In the short term, then, the Franco extension will have only minimal impact on club payroll. Tampa Bay was projected by Roster Resource’s Jason Martinez to field a payroll of around $76MM in 2021, and the Franco contract probably won’t push that mark up to even $80MM. That number still figures to drop a bit in the near future as the Rays contemplate potential trades and non-tenders related to an abnormally large arbitration class, but any trades or non-tenders of arb-eligible players in the coming days will be unrelated to Franco’s long-term pact.
At the end of the day, any contract of this magnitude involves some give and take for both sides. Any number of things could’ve gone wrong for Franco in the years to come, and the looming possibility of those pitfalls underscores the fact that the typically small-payroll Rays are taking on what is, by their standards, an unprecedented risk.
While many will be quick to declare “winners” and “losers” in Hot Stove transactions — be they trades, free-agent signings or contract extensions — there are also instances where a deal simply appears sensible for all sides. Franco receives a generational amount of money and retains the ability to reach free agency in his early 30s. The Rays secure control of a franchise cornerstone whom they hope and believe can be an all-time great. The players union surely approves of the precedent for players with under a year of service being moved forward so substantially.
Ultimately, Franco’s new contract contains positives for all parties involved — perhaps with the exception of Tampa Bay’s division rivals in the AL East who now have to wonder how to combat the emerging superstar into the 2030s.
Yancen Pujols of El Caribe reported last week that the Rays had offered a record-setting extension worth between $150-200MM. Marc Topkin of the Tampa Bay Times reported on Nov. 23 that an agreement was close, and he also had the year-to-year salary breakdown.
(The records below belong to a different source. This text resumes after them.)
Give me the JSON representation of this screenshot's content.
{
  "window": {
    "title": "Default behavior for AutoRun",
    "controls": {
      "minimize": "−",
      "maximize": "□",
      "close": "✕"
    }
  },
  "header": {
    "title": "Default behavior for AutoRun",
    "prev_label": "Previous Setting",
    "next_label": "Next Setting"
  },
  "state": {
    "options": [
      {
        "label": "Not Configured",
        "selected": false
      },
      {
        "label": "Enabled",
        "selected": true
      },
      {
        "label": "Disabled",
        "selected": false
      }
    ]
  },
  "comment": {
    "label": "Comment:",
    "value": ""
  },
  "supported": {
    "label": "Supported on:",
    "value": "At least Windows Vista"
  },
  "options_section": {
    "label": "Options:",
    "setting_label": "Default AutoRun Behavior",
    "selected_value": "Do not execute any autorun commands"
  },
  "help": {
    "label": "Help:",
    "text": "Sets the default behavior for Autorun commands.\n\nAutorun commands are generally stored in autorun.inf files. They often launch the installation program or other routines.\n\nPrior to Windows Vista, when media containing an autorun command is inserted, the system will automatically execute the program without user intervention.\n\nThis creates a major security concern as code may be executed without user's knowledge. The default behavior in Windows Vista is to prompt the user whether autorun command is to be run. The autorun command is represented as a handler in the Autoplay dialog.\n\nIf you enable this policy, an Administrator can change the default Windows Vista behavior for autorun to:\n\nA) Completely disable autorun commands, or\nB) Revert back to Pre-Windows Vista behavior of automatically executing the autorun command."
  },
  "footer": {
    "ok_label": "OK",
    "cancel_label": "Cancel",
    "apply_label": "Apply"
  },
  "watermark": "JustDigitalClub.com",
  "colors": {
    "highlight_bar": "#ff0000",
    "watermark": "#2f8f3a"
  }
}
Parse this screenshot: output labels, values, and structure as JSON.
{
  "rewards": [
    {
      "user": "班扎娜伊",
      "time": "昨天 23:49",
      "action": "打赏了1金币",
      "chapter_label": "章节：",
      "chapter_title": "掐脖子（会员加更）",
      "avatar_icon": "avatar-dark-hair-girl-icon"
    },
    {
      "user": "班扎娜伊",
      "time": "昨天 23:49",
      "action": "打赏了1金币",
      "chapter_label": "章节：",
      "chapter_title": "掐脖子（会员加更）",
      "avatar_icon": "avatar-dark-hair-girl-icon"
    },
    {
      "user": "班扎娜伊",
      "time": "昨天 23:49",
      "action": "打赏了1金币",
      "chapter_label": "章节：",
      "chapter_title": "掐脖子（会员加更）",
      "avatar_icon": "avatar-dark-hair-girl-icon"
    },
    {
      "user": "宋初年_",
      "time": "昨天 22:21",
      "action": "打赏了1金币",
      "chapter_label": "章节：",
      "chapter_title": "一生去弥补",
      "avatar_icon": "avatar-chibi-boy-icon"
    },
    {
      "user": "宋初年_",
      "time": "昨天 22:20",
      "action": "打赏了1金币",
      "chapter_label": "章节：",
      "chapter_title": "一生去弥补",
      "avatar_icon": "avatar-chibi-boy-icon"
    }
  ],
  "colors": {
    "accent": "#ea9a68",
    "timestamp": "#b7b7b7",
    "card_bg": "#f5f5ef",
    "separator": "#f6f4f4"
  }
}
Joel Sherman of the New York Post (Twitter link) and Hector Gomez of Z101 Sports (Twitter link) reported general parameters, and ESPN’s Jeff Passan eventually reported the specific terms of the contract (Twitter thread).